Write out the records below exactly as they appear, skipping each picture.

[Excerpts from an interface dataset]
%%

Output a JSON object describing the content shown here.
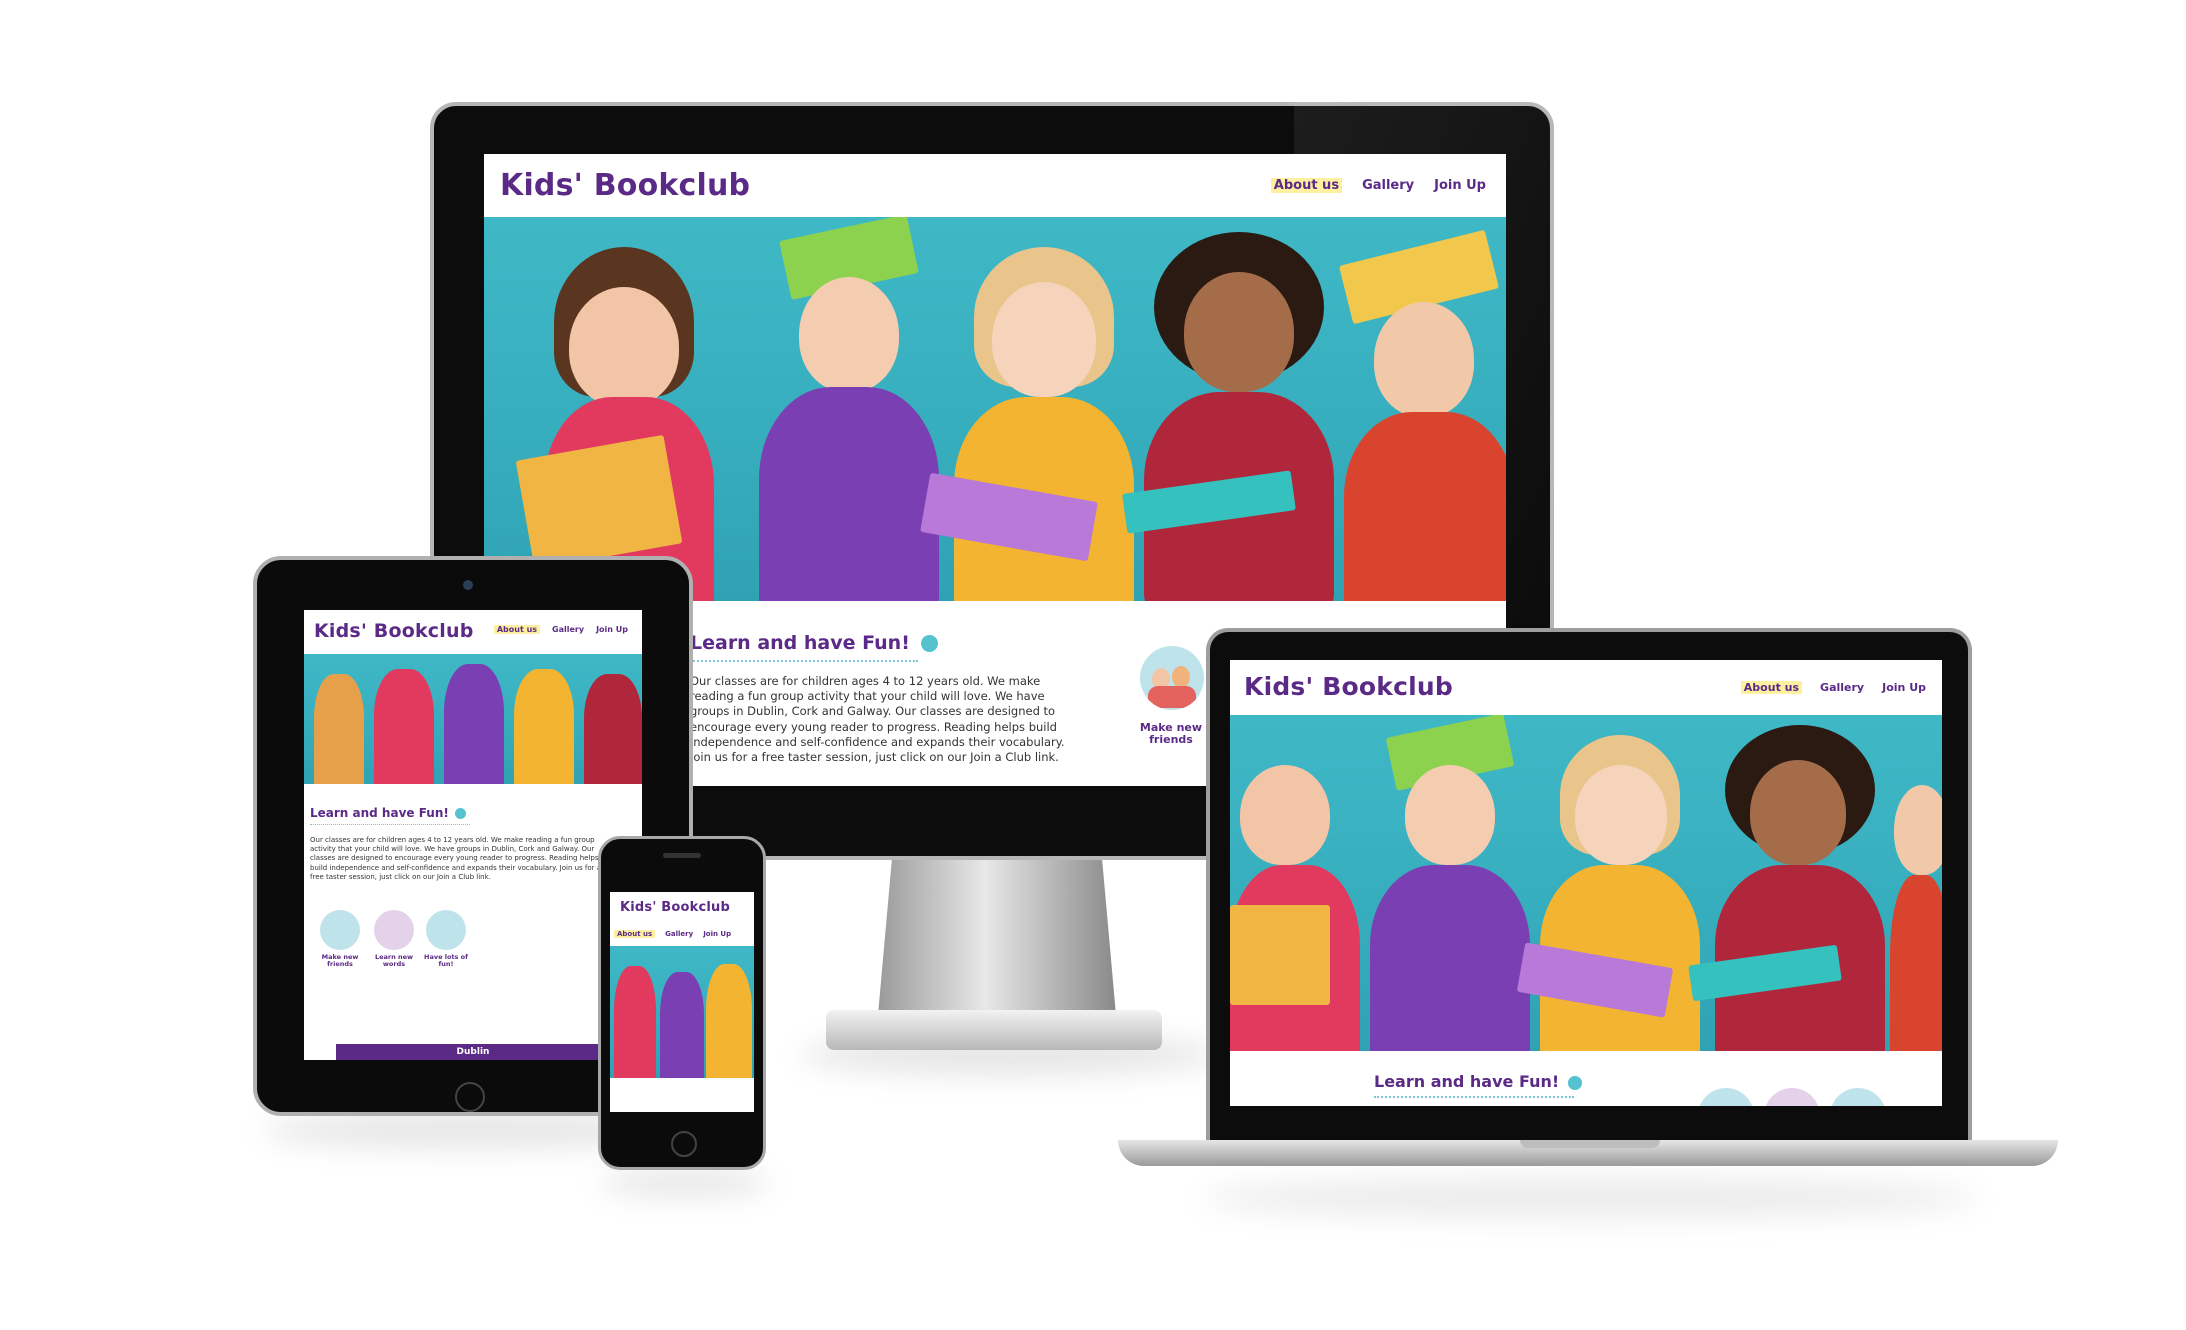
{
  "site": {
    "brand": "Kids' Bookclub",
    "nav": [
      "About us",
      "Gallery",
      "Join Up"
    ],
    "section_title": "Learn and have Fun!",
    "paragraph": "Our classes are for children ages 4 to 12 years old. We make reading a fun group activity that your child will love. We have groups in Dublin, Cork and Galway. Our classes are designed to encourage every young reader to progress. Reading helps build independence and self-confidence and expands their vocabulary. Join us for a free taster session, just click on our Join a Club link.",
    "features": [
      "Make new friends",
      "Learn new words",
      "Have lots of fun!"
    ],
    "location_banner": "Dublin"
  },
  "colors": {
    "brand_purple": "#5b2a86",
    "active_highlight": "#fdf0a0",
    "hero_teal": "#3fb8c6",
    "dotted_underline": "#7cc7d2"
  },
  "icons": [
    "smiley-icon",
    "friends-icon",
    "words-icon",
    "fun-icon"
  ]
}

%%

* _Solution to the problem_
Output a JSON object describing the content shown here.
{
  "site": {
    "brand": "Kids' Bookclub",
    "nav": [
      "About us",
      "Gallery",
      "Join Up"
    ],
    "section_title": "Learn and have Fun!",
    "paragraph": "Our classes are for children ages 4 to 12 years old. We make reading a fun group activity that your child will love. We have groups in Dublin, Cork and Galway. Our classes are designed to encourage every young reader to progress. Reading helps build independence and self-confidence and expands their vocabulary. Join us for a free taster session, just click on our Join a Club link.",
    "features": [
      "Make new friends",
      "Learn new words",
      "Have lots of fun!"
    ],
    "location_banner": "Dublin"
  },
  "colors": {
    "brand_purple": "#5b2a86",
    "active_highlight": "#fdf0a0",
    "hero_teal": "#3fb8c6",
    "dotted_underline": "#7cc7d2"
  },
  "icons": [
    "smiley-icon",
    "friends-icon",
    "words-icon",
    "fun-icon"
  ]
}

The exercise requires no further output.